Final thoughts

I share my story first to reach those struggling in the darkness unaware of what is going on with them. I have been there, isolated: with little support, hating myself: thinking it was my character flaws when it was my mind and body connection, and feeling life wasn’t for me. As IAPMD says, we strive to give as many “light bulb moments” as we can.

Secondly, I share my story to spread awareness to the healthcare community that is far behind on it’s care and treatment of women. Experiencing the dismissive responses of our experience motivates me to advocate for women experiencing PMDD. It made me reflect on the women I love that were going through other obstacles all at the dismissiveness of their men or society. It changed me, it even changed my business model to being the teammate for women owned business, I know what PMDD stole from my career. Now I’m trying to make up for lost time all while helping other women grow their business through all the obstacles we as women encounter.

In asking myself what else can I do? I can use my graphic design skills to create things like infographs that people can share to educate. I can put my heart and soul into writing this story. I can use my SEO skills to optimize this page about PMDD so that when suffers search for answers to their questions they will have this page to land. And I can create art that spreads awareness about PMDD.

This was written in a rush, to have it ready for April: PMDD Awareness Month. Please forgive anything that isn’t clearly written. If you have questions or concerns, please email me at I call other people out all the time for putting the wrong information out there. I want other PMDD sufferers to have the clearest path to wellness as possible, so I’m
open to feedback. I do plan to add to, update, edit and evolve this page so check back as you like. I won’t be linking this from my website or biz/personal social media pages (but maybe in our private groups) so the best way to get to this information is by bookmarking the page and possibly googling it once I optimize the page.

I’m not a medical professional or doctor. Consult with a medical professional if you want medical advice.

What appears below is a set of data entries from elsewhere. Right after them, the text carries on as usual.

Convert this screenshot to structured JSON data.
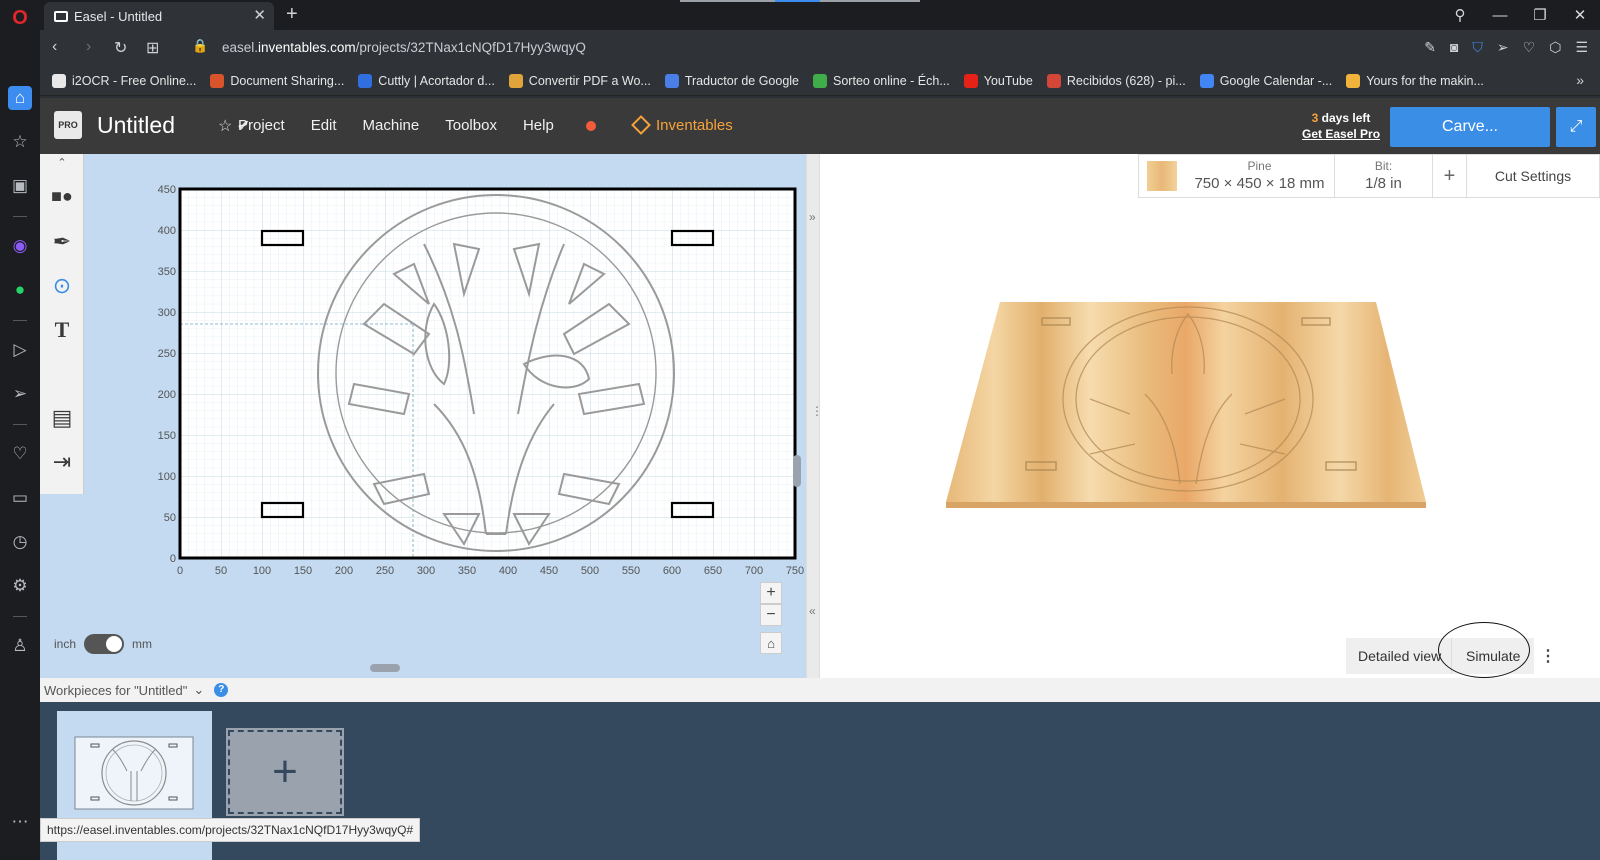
{
  "browser": {
    "tab_title": "Easel - Untitled",
    "url_prefix": "easel.",
    "url_domain": "inventables.com",
    "url_path": "/projects/32TNax1cNQfD17Hyy3wqyQ",
    "status_url": "https://easel.inventables.com/projects/32TNax1cNQfD17Hyy3wqyQ#"
  },
  "bookmarks": [
    {
      "label": "i2OCR - Free Online...",
      "color": "#e8e8e8"
    },
    {
      "label": "Document Sharing...",
      "color": "#d9542b"
    },
    {
      "label": "Cuttly | Acortador d...",
      "color": "#2f6fe0"
    },
    {
      "label": "Convertir PDF a Wo...",
      "color": "#e0a43b"
    },
    {
      "label": "Traductor de Google",
      "color": "#4a7fe8"
    },
    {
      "label": "Sorteo online - Éch...",
      "color": "#3fae4a"
    },
    {
      "label": "YouTube",
      "color": "#e62117"
    },
    {
      "label": "Recibidos (628) - pi...",
      "color": "#d44638"
    },
    {
      "label": "Google Calendar -...",
      "color": "#4285f4"
    },
    {
      "label": "Yours for the makin...",
      "color": "#f2b33d"
    }
  ],
  "header": {
    "logo": "PRO",
    "project_title": "Untitled",
    "menu": {
      "project": "Project",
      "edit": "Edit",
      "machine": "Machine",
      "toolbox": "Toolbox",
      "help": "Help"
    },
    "brand": "Inventables",
    "trial_days": "3",
    "trial_days_suffix": " days left",
    "get_pro": "Get Easel Pro",
    "carve": "Carve..."
  },
  "canvas": {
    "y_ticks": [
      "450",
      "400",
      "350",
      "300",
      "250",
      "200",
      "150",
      "100",
      "50",
      "0"
    ],
    "x_ticks": [
      "0",
      "50",
      "100",
      "150",
      "200",
      "250",
      "300",
      "350",
      "400",
      "450",
      "500",
      "550",
      "600",
      "650",
      "700",
      "750"
    ],
    "unit_inch": "inch",
    "unit_mm": "mm"
  },
  "material": {
    "name": "Pine",
    "dims": "750 × 450 × 18 mm",
    "bit_label": "Bit:",
    "bit_value": "1/8 in",
    "cut_settings": "Cut Settings"
  },
  "preview": {
    "detailed_view": "Detailed view",
    "simulate": "Simulate"
  },
  "workpieces": {
    "title": "Workpieces for \"Untitled\"",
    "help": "?"
  },
  "colors": {
    "accent_blue": "#3b8ee6",
    "brand_orange": "#f6a33b",
    "canvas_bg": "#c3daf1",
    "workpiece_bg": "#34495e"
  }
}
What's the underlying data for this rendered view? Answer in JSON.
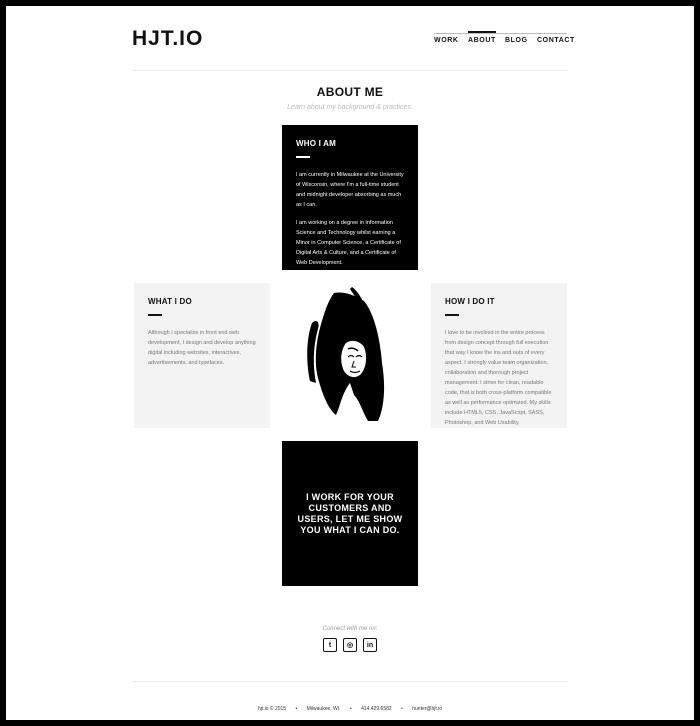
{
  "header": {
    "logo": "HJT.IO",
    "nav": [
      {
        "label": "WORK",
        "active": false
      },
      {
        "label": "ABOUT",
        "active": true
      },
      {
        "label": "BLOG",
        "active": false
      },
      {
        "label": "CONTACT",
        "active": false
      }
    ]
  },
  "page": {
    "title": "ABOUT ME",
    "subtitle": "Learn about my background & practices."
  },
  "cards": {
    "who": {
      "heading": "WHO I AM",
      "p1": "I am currently in Milwaukee at the University of Wisconsin, where I'm a full-time student and midnight developer absorbing as much as I can.",
      "p2": "I am working on a degree in Information Science and Technology whilst earning a Minor in Computer Science, a Certificate of Digital Arts & Culture, and a Certificate of Web Development."
    },
    "what": {
      "heading": "WHAT I DO",
      "p1": "Although I specialize in front end web development, I design and develop anything digital including websites, interactives, advertisements, and typefaces."
    },
    "how": {
      "heading": "HOW I DO IT",
      "p1": "I love to be involved in the entire process from design concept through full execution that way I know the ins and outs of every aspect. I strongly value team organization, collaboration and thorough project management. I strive for clean, readable code, that is both cross-platform compatible as well as performance optimized. My skills include HTML5, CSS, JavaScript, SASS, Photoshop, and Web Usability."
    },
    "cta": {
      "text": "I WORK FOR YOUR CUSTOMERS AND USERS, LET ME SHOW YOU WHAT I CAN DO."
    }
  },
  "social": {
    "connect_label": "Connect with me on:",
    "icons": [
      "twitter-icon",
      "github-icon",
      "linkedin-icon"
    ],
    "twitter_glyph": "t",
    "github_glyph": "◎",
    "linkedin_glyph": "in"
  },
  "footer": {
    "copyright": "hjt.io © 2015",
    "location": "Milwaukee, WI.",
    "phone": "414.429.6582",
    "email": "hunter@hjt.io",
    "separator": "•"
  }
}
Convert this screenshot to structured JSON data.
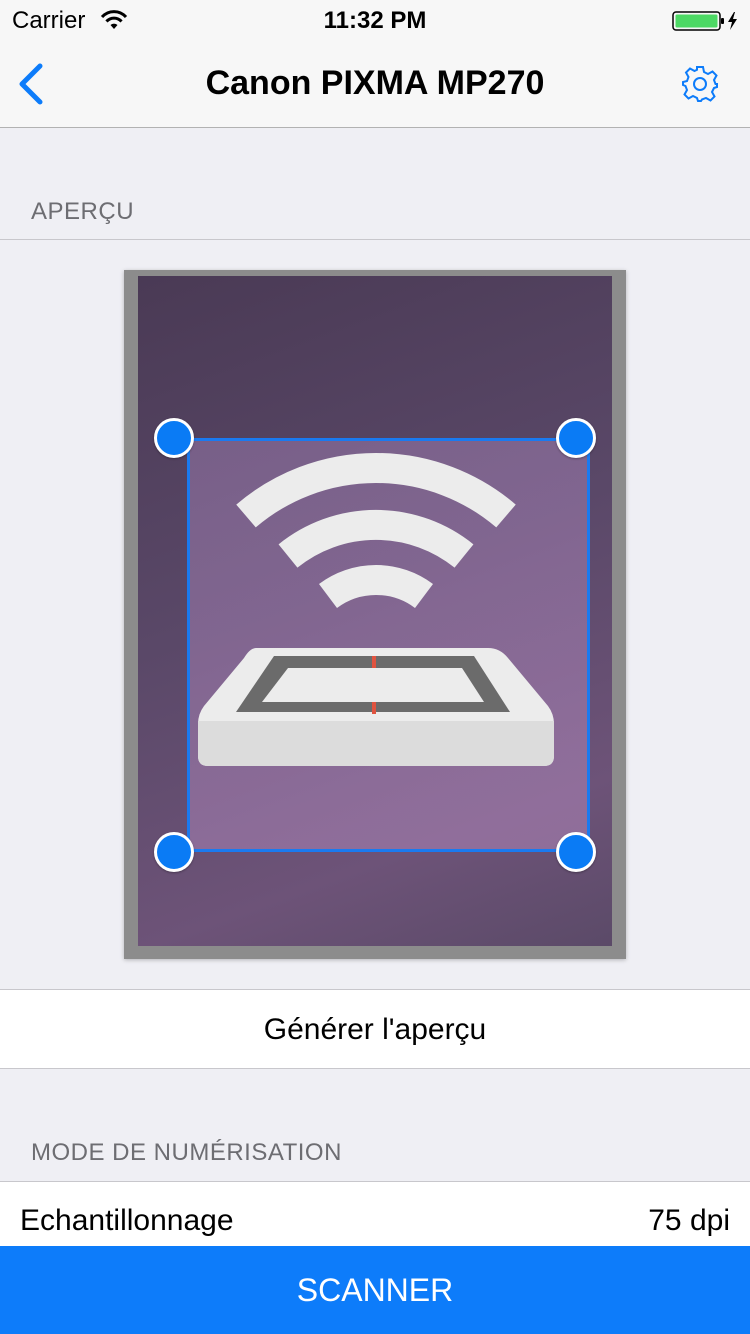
{
  "status_bar": {
    "carrier": "Carrier",
    "time": "11:32 PM"
  },
  "nav": {
    "title": "Canon PIXMA MP270",
    "back_icon": "chevron-left-icon",
    "settings_icon": "gear-icon"
  },
  "preview_section": {
    "header": "APERÇU",
    "generate_label": "Générer l'aperçu"
  },
  "scan_mode_section": {
    "header": "MODE DE NUMÉRISATION",
    "rows": [
      {
        "label": "Echantillonnage",
        "value": "75 dpi"
      }
    ]
  },
  "scan_button": {
    "label": "SCANNER"
  },
  "colors": {
    "accent": "#0d7cfa",
    "background": "#efeff4",
    "battery": "#4cd964"
  }
}
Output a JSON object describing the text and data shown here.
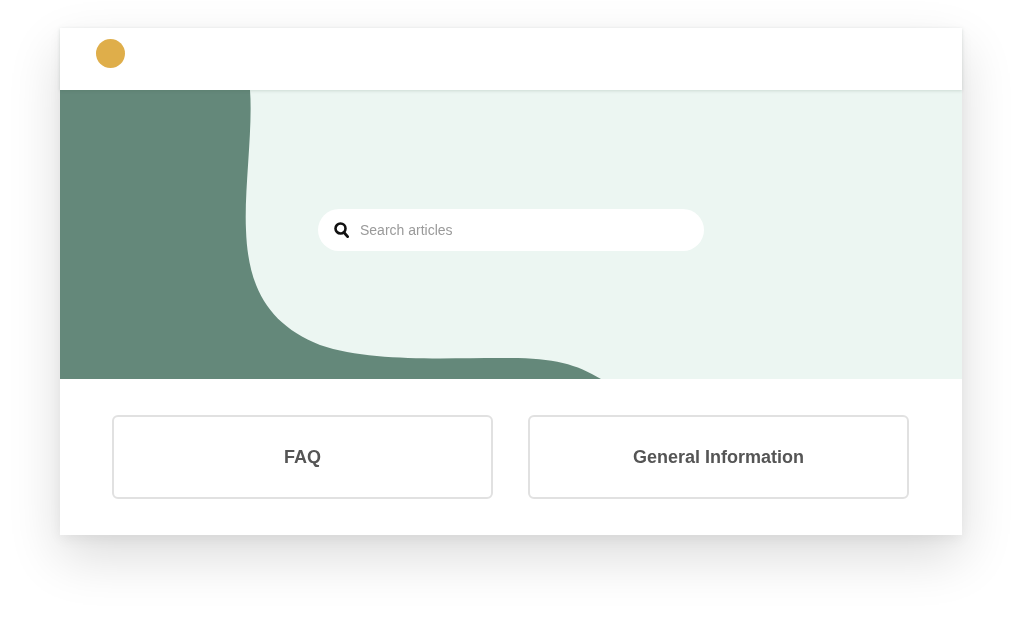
{
  "search": {
    "placeholder": "Search articles"
  },
  "categories": [
    {
      "label": "FAQ"
    },
    {
      "label": "General Information"
    }
  ]
}
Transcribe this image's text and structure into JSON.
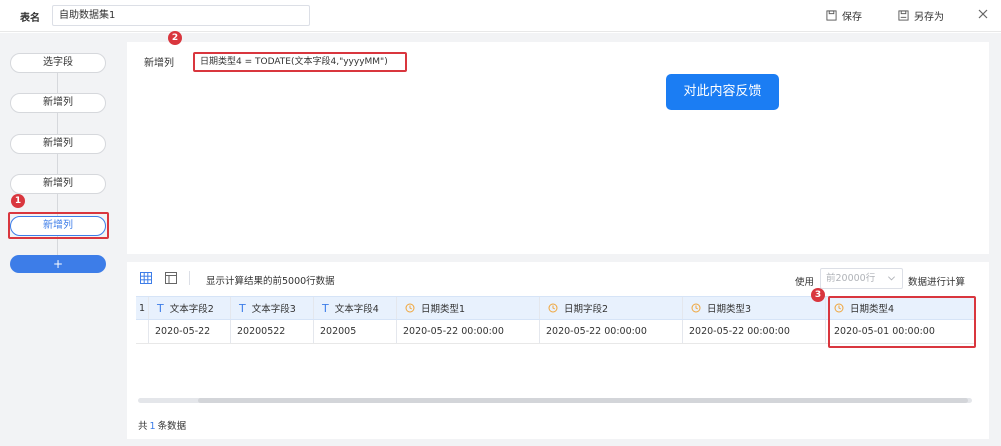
{
  "header": {
    "name_label": "表名",
    "name_value": "自助数据集1",
    "save_label": "保存",
    "save_as_label": "另存为"
  },
  "sidebar": {
    "steps": [
      {
        "label": "选字段"
      },
      {
        "label": "新增列"
      },
      {
        "label": "新增列"
      },
      {
        "label": "新增列"
      },
      {
        "label": "新增列",
        "active": true
      }
    ],
    "add_label": "+"
  },
  "formula": {
    "label": "新增列",
    "expression": "日期类型4 = TODATE(文本字段4,\"yyyyMM\")"
  },
  "feedback_label": "对此内容反馈",
  "preview": {
    "info_text": "显示计算结果的前5000行数据",
    "use_label": "使用",
    "use_placeholder": "前20000行",
    "use_suffix": "数据进行计算"
  },
  "table": {
    "columns": [
      {
        "name": "1",
        "type": "none"
      },
      {
        "name": "文本字段2",
        "type": "text"
      },
      {
        "name": "文本字段3",
        "type": "text"
      },
      {
        "name": "文本字段4",
        "type": "text"
      },
      {
        "name": "日期类型1",
        "type": "date"
      },
      {
        "name": "日期字段2",
        "type": "date"
      },
      {
        "name": "日期类型3",
        "type": "date"
      },
      {
        "name": "日期类型4",
        "type": "date"
      }
    ],
    "row": [
      "",
      "2020-05-22",
      "20200522",
      "202005",
      "2020-05-22 00:00:00",
      "2020-05-22 00:00:00",
      "2020-05-22 00:00:00",
      "2020-05-01 00:00:00"
    ]
  },
  "footer": {
    "prefix": "共",
    "count": "1",
    "suffix": "条数据"
  },
  "badges": [
    "1",
    "2",
    "3"
  ],
  "colors": {
    "primary": "#3d7de8",
    "highlight": "#d9363e",
    "header_bg": "#e8f1fd",
    "feedback_bg": "#1b7df3"
  },
  "icons": [
    "save-icon",
    "save-as-icon",
    "close-icon",
    "grid-view-icon",
    "panel-view-icon",
    "chevron-down-icon",
    "text-type-icon",
    "clock-icon"
  ]
}
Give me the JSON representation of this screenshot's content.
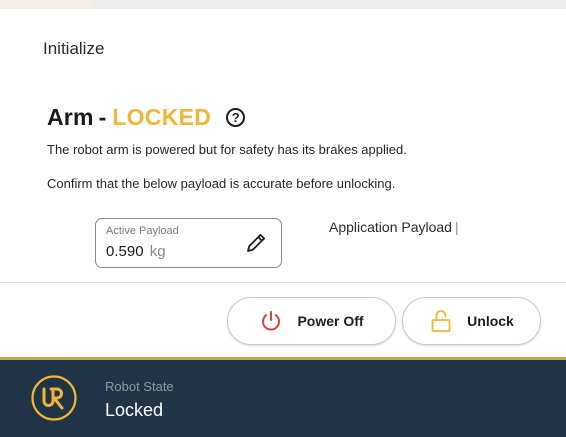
{
  "init": {
    "label": "Initialize"
  },
  "arm": {
    "title": "Arm",
    "dash": "-",
    "state": "LOCKED",
    "help_glyph": "?",
    "description": "The robot arm is powered but for safety has its brakes applied.",
    "confirm": "Confirm that the below payload is accurate before unlocking."
  },
  "payload": {
    "caption": "Active Payload",
    "value": "0.590",
    "unit": "kg",
    "edit_icon": "pencil-icon",
    "application_label": "Application Payload",
    "application_caret": "|"
  },
  "actions": {
    "power_off_label": "Power Off",
    "power_icon": "power-icon",
    "unlock_label": "Unlock",
    "unlock_icon": "unlock-icon"
  },
  "robot_state": {
    "caption": "Robot State",
    "value": "Locked",
    "logo_text": "UR"
  },
  "colors": {
    "accent_gold": "#f2b632",
    "status_bar": "#1f3446",
    "power_red": "#e0413a"
  }
}
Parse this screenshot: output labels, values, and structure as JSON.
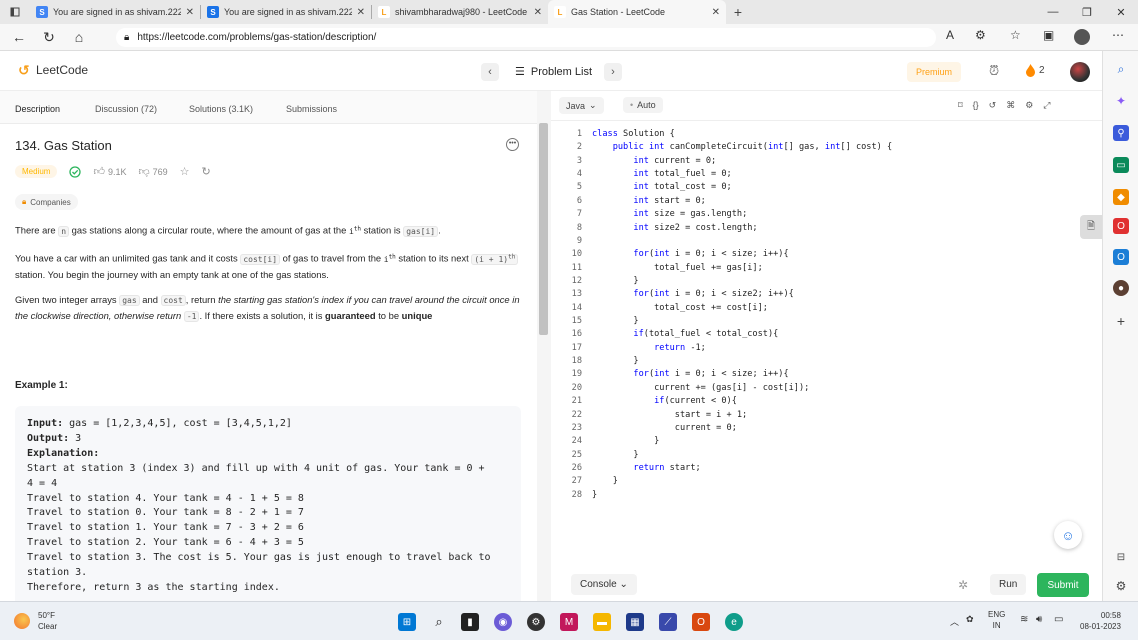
{
  "browser": {
    "tabs": [
      {
        "title": "You are signed in as shivam.2226",
        "favicon": "S",
        "color": "#4285f4"
      },
      {
        "title": "You are signed in as shivam.2226",
        "favicon": "S",
        "color": "#1a73e8"
      },
      {
        "title": "shivambharadwaj980 - LeetCode",
        "favicon": "L",
        "color": "#333333"
      },
      {
        "title": "Gas Station - LeetCode",
        "favicon": "L",
        "color": "#333333"
      }
    ],
    "url": "https://leetcode.com/problems/gas-station/description/"
  },
  "header": {
    "logo": "LeetCode",
    "problem_list": "Problem List",
    "premium": "Premium",
    "streak": "2"
  },
  "left": {
    "tabs": [
      "Description",
      "Discussion (72)",
      "Solutions (3.1K)",
      "Submissions"
    ],
    "title": "134. Gas Station",
    "difficulty": "Medium",
    "likes": "9.1K",
    "dislikes": "769",
    "companies": "Companies",
    "example_title": "Example 1:"
  },
  "editor": {
    "language": "Java",
    "mode": "Auto",
    "lines": [
      "class Solution {",
      "    public int canCompleteCircuit(int[] gas, int[] cost) {",
      "        int current = 0;",
      "        int total_fuel = 0;",
      "        int total_cost = 0;",
      "        int start = 0;",
      "        int size = gas.length;",
      "        int size2 = cost.length;",
      "",
      "        for(int i = 0; i < size; i++){",
      "            total_fuel += gas[i];",
      "        }",
      "        for(int i = 0; i < size2; i++){",
      "            total_cost += cost[i];",
      "        }",
      "        if(total_fuel < total_cost){",
      "            return -1;",
      "        }",
      "        for(int i = 0; i < size; i++){",
      "            current += (gas[i] - cost[i]);",
      "            if(current < 0){",
      "                start = i + 1;",
      "                current = 0;",
      "            }",
      "        }",
      "        return start;",
      "    }",
      "}"
    ],
    "console": "Console",
    "run": "Run",
    "submit": "Submit"
  },
  "taskbar": {
    "temp": "50°F",
    "weather": "Clear",
    "lang": "ENG",
    "region": "IN",
    "time": "00:58",
    "date": "08-01-2023"
  }
}
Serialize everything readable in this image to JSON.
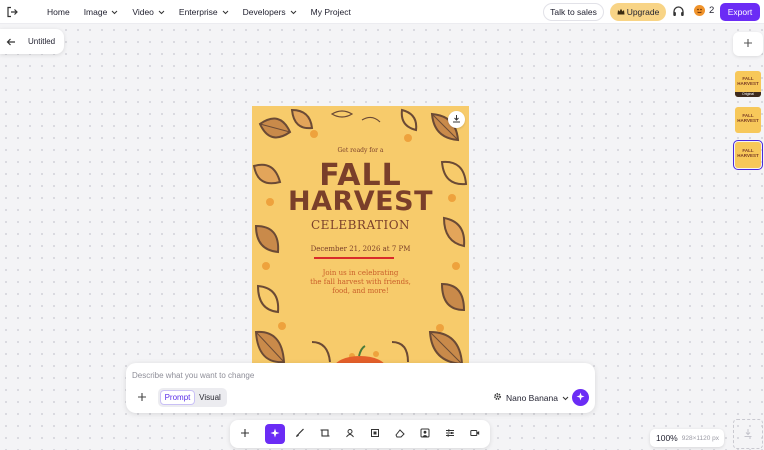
{
  "nav": {
    "items": [
      {
        "label": "Home",
        "has_menu": false
      },
      {
        "label": "Image",
        "has_menu": true
      },
      {
        "label": "Video",
        "has_menu": true
      },
      {
        "label": "Enterprise",
        "has_menu": true
      },
      {
        "label": "Developers",
        "has_menu": true
      },
      {
        "label": "My Project",
        "has_menu": false
      }
    ],
    "talk_to_sales": "Talk to sales",
    "upgrade": "Upgrade",
    "credits": "2",
    "export": "Export"
  },
  "document": {
    "title": "Untitled"
  },
  "thumbnails": [
    {
      "line1": "FALL",
      "line2": "HARVEST",
      "tag": "Original",
      "active": false
    },
    {
      "line1": "FALL",
      "line2": "HARVEST",
      "tag": "",
      "active": false
    },
    {
      "line1": "FALL",
      "line2": "HARVEST",
      "tag": "",
      "active": true
    }
  ],
  "poster": {
    "kicker": "Get ready for a",
    "title_line1": "FALL",
    "title_line2": "HARVEST",
    "subtitle": "CELEBRATION",
    "date": "December 21, 2026 at 7 PM",
    "body_line1": "Join us in celebrating",
    "body_line2": "the fall harvest with friends,",
    "body_line3": "food, and more!"
  },
  "prompt": {
    "placeholder": "Describe what you want to change",
    "value": "",
    "modes": [
      "Prompt",
      "Visual"
    ],
    "active_mode": "Prompt",
    "model": "Nano Banana"
  },
  "zoom": {
    "value": "100%",
    "dimensions": "928×1120 px"
  },
  "colors": {
    "accent": "#6b2cf5",
    "upgrade_bg": "#f8d486",
    "poster_bg": "#f7cb6b",
    "poster_text": "#7a3f2a"
  }
}
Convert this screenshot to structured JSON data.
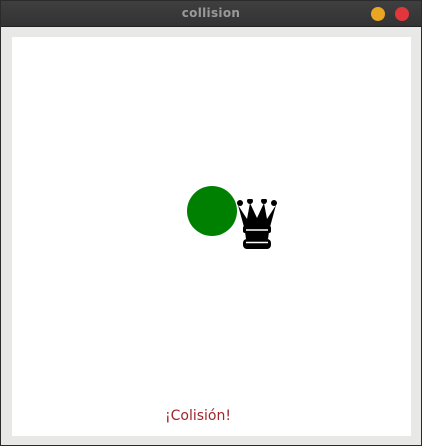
{
  "window": {
    "title": "collision",
    "minimize_color": "#e9a623",
    "close_color": "#e2363d"
  },
  "scene": {
    "circle_color": "#008000",
    "sprite_icon": "black-queen-icon",
    "sprite_color": "#000000"
  },
  "status": {
    "text": "¡Colisión!",
    "color": "#a0252a"
  }
}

I have no financial interest in the program that cured me, or anything related to PMDD.
I simple want to shout it from the roof tops to help other PMDD warriors.